- _GIVEN RECORDS_
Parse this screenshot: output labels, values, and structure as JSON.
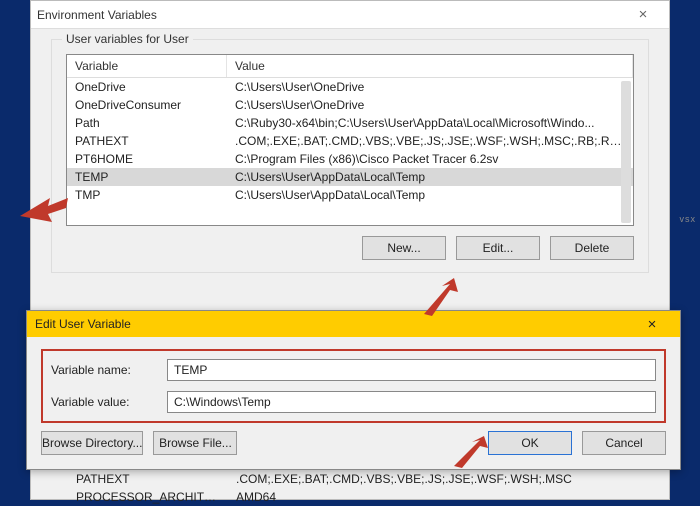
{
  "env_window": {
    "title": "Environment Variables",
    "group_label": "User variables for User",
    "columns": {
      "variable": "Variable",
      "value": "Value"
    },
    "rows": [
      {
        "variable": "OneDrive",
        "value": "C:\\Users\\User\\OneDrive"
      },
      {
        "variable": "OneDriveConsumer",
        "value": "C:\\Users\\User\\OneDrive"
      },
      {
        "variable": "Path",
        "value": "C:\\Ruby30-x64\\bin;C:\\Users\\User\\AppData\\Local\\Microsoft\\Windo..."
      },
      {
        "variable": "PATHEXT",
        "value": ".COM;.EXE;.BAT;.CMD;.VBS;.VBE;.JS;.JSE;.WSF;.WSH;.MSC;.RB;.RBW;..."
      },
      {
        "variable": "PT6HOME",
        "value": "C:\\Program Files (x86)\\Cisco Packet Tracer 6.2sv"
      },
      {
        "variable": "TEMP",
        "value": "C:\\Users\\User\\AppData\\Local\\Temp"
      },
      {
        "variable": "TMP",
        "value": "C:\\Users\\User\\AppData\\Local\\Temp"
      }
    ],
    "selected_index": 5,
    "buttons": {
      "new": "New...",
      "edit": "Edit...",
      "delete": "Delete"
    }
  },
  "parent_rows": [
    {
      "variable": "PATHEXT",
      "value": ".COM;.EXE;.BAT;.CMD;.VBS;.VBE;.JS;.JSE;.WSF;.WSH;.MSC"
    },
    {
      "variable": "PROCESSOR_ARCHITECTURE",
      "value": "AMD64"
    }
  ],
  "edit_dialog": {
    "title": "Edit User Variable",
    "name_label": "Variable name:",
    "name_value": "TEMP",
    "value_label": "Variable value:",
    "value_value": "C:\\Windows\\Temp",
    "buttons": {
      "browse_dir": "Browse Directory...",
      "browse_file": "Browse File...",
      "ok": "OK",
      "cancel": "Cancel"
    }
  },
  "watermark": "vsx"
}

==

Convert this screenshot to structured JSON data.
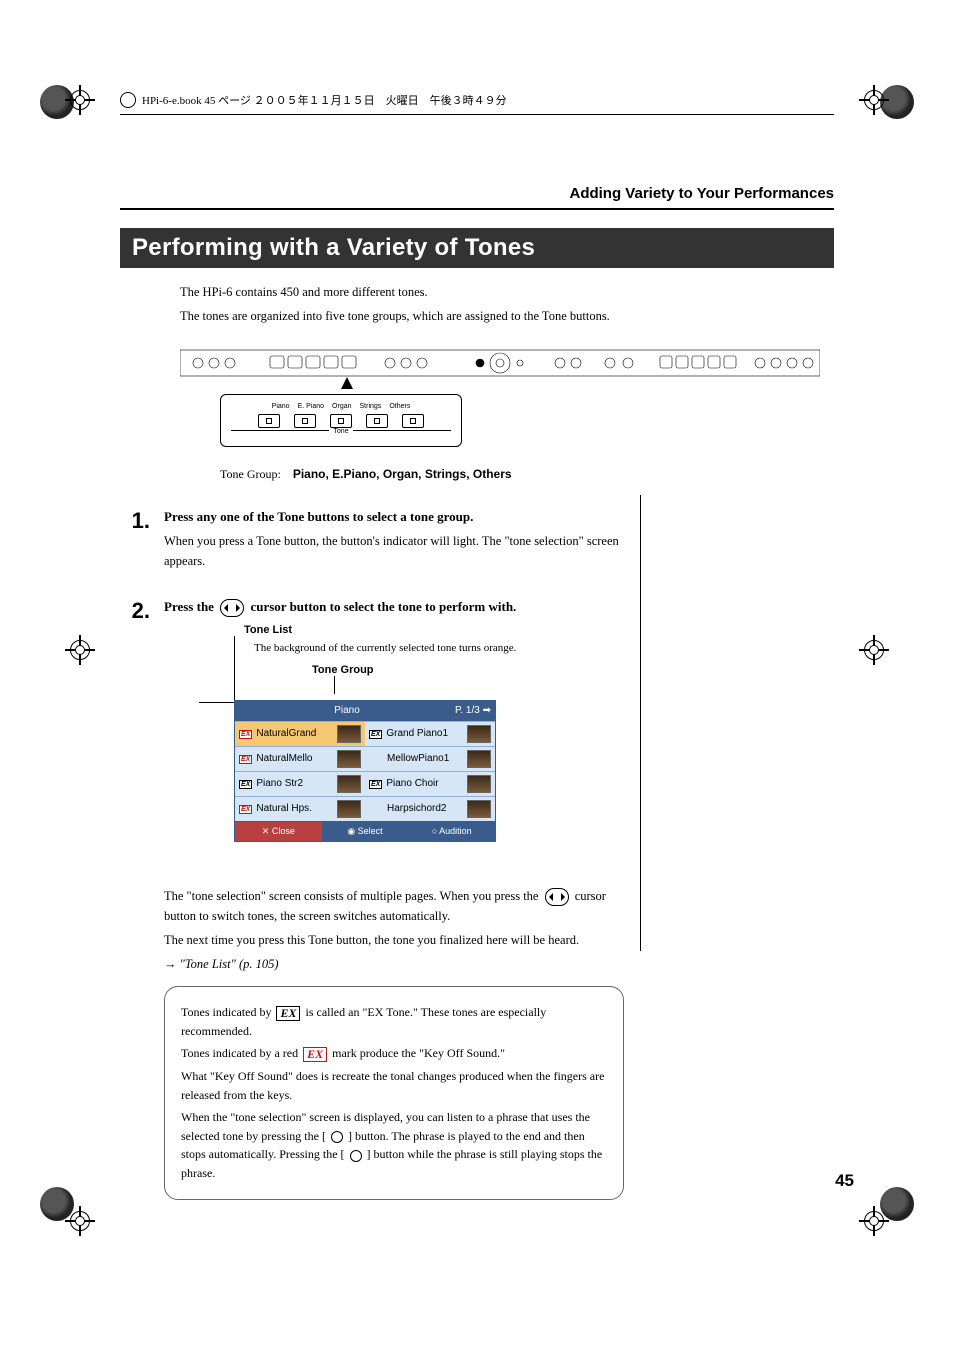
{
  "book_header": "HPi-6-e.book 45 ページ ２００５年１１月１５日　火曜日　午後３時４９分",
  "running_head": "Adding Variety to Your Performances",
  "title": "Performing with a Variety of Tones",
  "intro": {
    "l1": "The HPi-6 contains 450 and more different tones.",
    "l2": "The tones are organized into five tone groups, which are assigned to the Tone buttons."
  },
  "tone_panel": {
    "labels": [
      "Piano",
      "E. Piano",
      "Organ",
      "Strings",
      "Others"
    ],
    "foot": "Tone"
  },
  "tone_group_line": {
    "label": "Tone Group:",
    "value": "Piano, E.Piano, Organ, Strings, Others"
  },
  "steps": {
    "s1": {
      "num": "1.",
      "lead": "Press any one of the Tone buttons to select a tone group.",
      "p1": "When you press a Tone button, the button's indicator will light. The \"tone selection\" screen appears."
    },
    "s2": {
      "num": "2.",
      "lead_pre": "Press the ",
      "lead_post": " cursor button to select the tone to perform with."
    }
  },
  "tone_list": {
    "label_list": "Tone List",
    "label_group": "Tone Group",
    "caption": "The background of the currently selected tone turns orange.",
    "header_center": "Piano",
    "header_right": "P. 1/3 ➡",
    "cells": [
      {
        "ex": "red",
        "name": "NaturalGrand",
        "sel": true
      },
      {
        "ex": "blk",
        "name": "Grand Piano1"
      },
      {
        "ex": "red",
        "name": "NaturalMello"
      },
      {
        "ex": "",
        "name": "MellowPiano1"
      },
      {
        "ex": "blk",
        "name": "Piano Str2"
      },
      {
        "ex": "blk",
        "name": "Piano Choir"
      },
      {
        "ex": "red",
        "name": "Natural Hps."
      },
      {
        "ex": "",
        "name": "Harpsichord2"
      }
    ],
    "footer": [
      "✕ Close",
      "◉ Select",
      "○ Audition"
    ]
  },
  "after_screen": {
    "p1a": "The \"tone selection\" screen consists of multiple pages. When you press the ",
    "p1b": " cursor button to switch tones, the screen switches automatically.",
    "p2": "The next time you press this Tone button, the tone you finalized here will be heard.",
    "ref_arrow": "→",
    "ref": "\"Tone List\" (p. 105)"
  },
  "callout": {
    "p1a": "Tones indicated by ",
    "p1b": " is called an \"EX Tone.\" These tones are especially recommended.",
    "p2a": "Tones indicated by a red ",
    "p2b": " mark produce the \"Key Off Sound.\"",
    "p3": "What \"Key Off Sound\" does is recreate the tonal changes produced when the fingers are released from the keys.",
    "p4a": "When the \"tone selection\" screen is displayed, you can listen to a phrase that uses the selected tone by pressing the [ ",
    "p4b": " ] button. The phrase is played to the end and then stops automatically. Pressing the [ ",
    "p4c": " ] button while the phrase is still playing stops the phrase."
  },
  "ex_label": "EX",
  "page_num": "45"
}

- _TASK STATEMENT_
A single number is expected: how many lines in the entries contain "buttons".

- _YOUR RESPONSE_
4